I’m on a Zoom call with Quinn Brett. This week, the Estes Park resident and advocate for adaptive sports is in Montana’s Glacier National Park. “I work in three different divisions for the National Park Service,” she says, “wilderness, accessibility, and outdoor recreation and conservation.”

Brett is particularly invested in promoting access to the backcountry: Lands situated deep into the wilderness, far away from amenities like roads, bathrooms, and running water. Plains, prairies, deserts, forests. High alpine environments that offer peace and solitude. Places that are often inaccessible to people like her.

In 2017, Brett fell more than 100 feet while climbing Yosemite’s iconic El Capitan. The accident caused a complete spinal injury that left her paralyzed from the waist down. At the time, Brett was a climbing ranger and a record-breaking professional athlete. She worked in technical search and rescue and taught wilderness medical courses. Brett also advocated for the protection of public lands, traveling to Washington, D.C., to meet with members of Congress and encourage them to keep the wild places she loves open to the public.

Colorado does a good job of accommodating adaptive sports enthusiasts on the ski slopes, but the state could do better with trail systems, says Quinn Brett, seen here handcycling east of Longs Peak in Rocky Mountain National Park. Photo by Jimmy McAllan/courtesy of Quinn Brett

Her climbing fall changed her life, but today, Brett’s professional pursuits are similar: She still supports protecting public lands, like our national parks, and promotes backcountry accessibility for all—especially for adaptive sports enthusiasts like herself. “The work I do carries over to my personal life of wanting more recreational opportunities besides the pavement on public lands,” says Brett, whose favorite way to hit the dirt in warmer weather is on her offroad handcycle, a three-wheeled cycle that’s built for rugged terrain and propelled by arm, rather than leg, power.

She also enjoys Nordic and downhill skiing, thanks in part to the adaptive sports opportunities offered by many of Colorado’s ski resorts.
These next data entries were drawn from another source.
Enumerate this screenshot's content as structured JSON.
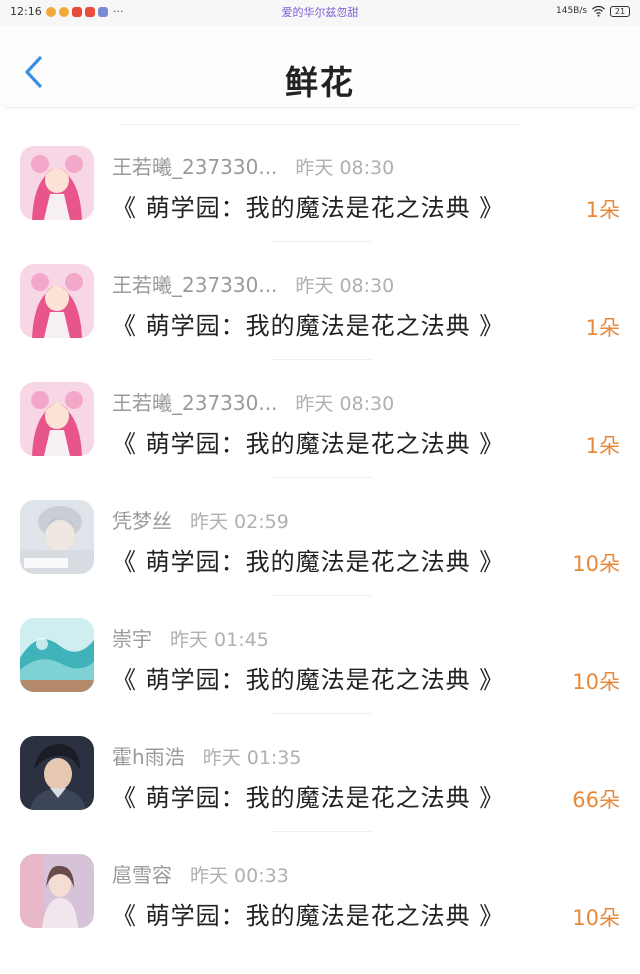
{
  "status_bar": {
    "time": "12:16",
    "notification_text": "爱的华尔兹忽甜",
    "network_speed": "145B/s",
    "battery": "21",
    "more_label": "···"
  },
  "header": {
    "title": "鲜花"
  },
  "items": [
    {
      "name": "王若曦_237330...",
      "time": "昨天 08:30",
      "book": "《 萌学园：我的魔法是花之法典 》",
      "count": "1朵"
    },
    {
      "name": "王若曦_237330...",
      "time": "昨天 08:30",
      "book": "《 萌学园：我的魔法是花之法典 》",
      "count": "1朵"
    },
    {
      "name": "王若曦_237330...",
      "time": "昨天 08:30",
      "book": "《 萌学园：我的魔法是花之法典 》",
      "count": "1朵"
    },
    {
      "name": "凭梦丝",
      "time": "昨天 02:59",
      "book": "《 萌学园：我的魔法是花之法典 》",
      "count": "10朵"
    },
    {
      "name": "崇宇",
      "time": "昨天 01:45",
      "book": "《 萌学园：我的魔法是花之法典 》",
      "count": "10朵"
    },
    {
      "name": "霍h雨浩",
      "time": "昨天 01:35",
      "book": "《 萌学园：我的魔法是花之法典 》",
      "count": "66朵"
    },
    {
      "name": "扈雪容",
      "time": "昨天 00:33",
      "book": "《 萌学园：我的魔法是花之法典 》",
      "count": "10朵"
    }
  ],
  "colors": {
    "count": "#e8893a",
    "back_arrow": "#3a8ee6",
    "notification": "#7b5fd6"
  },
  "icons": {
    "back": "chevron-left-icon",
    "wifi": "wifi-icon",
    "battery": "battery-icon"
  }
}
Trails that accommodate her offroad handcycle, however, are harder to come by. Adaptive riders are often directed to paved, front-country wheelchair paths, but Brett believes Colorado can do better.

“Colorado is building a lot of bike trails. We’re becoming a biking mecca. But most of the trails are not inclusive for adaptive riders,” she says. “Widening a trail by just two inches, or four inches, is not much to ask of a trail builder. It would allow adaptive users to enjoy those biking trails without changing the experience or the quality of the trail for other users.”

Even ADA-compliant and wheelchair-accessible trails sometimes don’t accommodate adaptive equipment like her handcycle, Brett says. For example, she says, “a bridge that’s 24 inches wide [the typical width of a standard wheelchair] is too narrow for my trike. Build the bridge 36 inches wide so I can cross it and get to the other side.”

Brett is currently working with Jefferson County to create more adaptive routes on public lands, but in the meantime, she suggests trails around South Table Mountain and Genesee Park in Golden, Elk Meadow Park in Evergreen, and Bear Creek Lake Park in Lakewood for people looking to get out near Denver on their offroad handcycles.

Brett also invites more organizations to reach out to her and other adaptive sports end users when developing inclusive areas. Too often, she says, public and commercial entities think they’re accommodating people but are falling short of creating truly accessible sites.

“Use me, use all of us as resources,” she says. “We know what we need.”

Get Involved: Adaptive Sports Organizations

High Fives Non-Profit Organization
This group, founded in 2009 by Roy Tuscany after a skiing-related spinal cord injury left him with lower body paralysis, “aims to be the leader of education and recovery of life-altering injuries in outdoor action sports.” The California-based organization provides grants to adaptive sports athletes for equipment and rehabilitation services. It also hosts events nationwide, such as 2022’s High Fives 8th Annual Charity Golf Colorado Tournament, taking place on August 23 in Vail. To make a one-time or monthly donation to the foundation, visit its website.

National Sports Center for the Disabled (NSCD)
In addition to good adaptive ski programs at resorts like Breckenridge, Aspen, and Vail, Colorado is home to the NSCD in Winter Park. The center provides adaptive sports programs in the mountain town and the Denver metro area for skiers, snowboarders, hikers, campers, rock climbers, water sports enthusiasts, and more. The NSCD accepts financial donations through its website and welcomes volunteers, who receive extensive training in their respective sport.

Paradox Sports
Based in Boulder, Paradox is one of the nation’s leading adaptive climbing (ice and rock) organizations, providing indoor and outdoor clinics and trips both locally and nationwide. Their curriculums include climbing clinics, strength training sessions, individualized coaching, and community-building meetups. Visit the Paradox website to sign up for an event, make a donation, or volunteer your time and skills.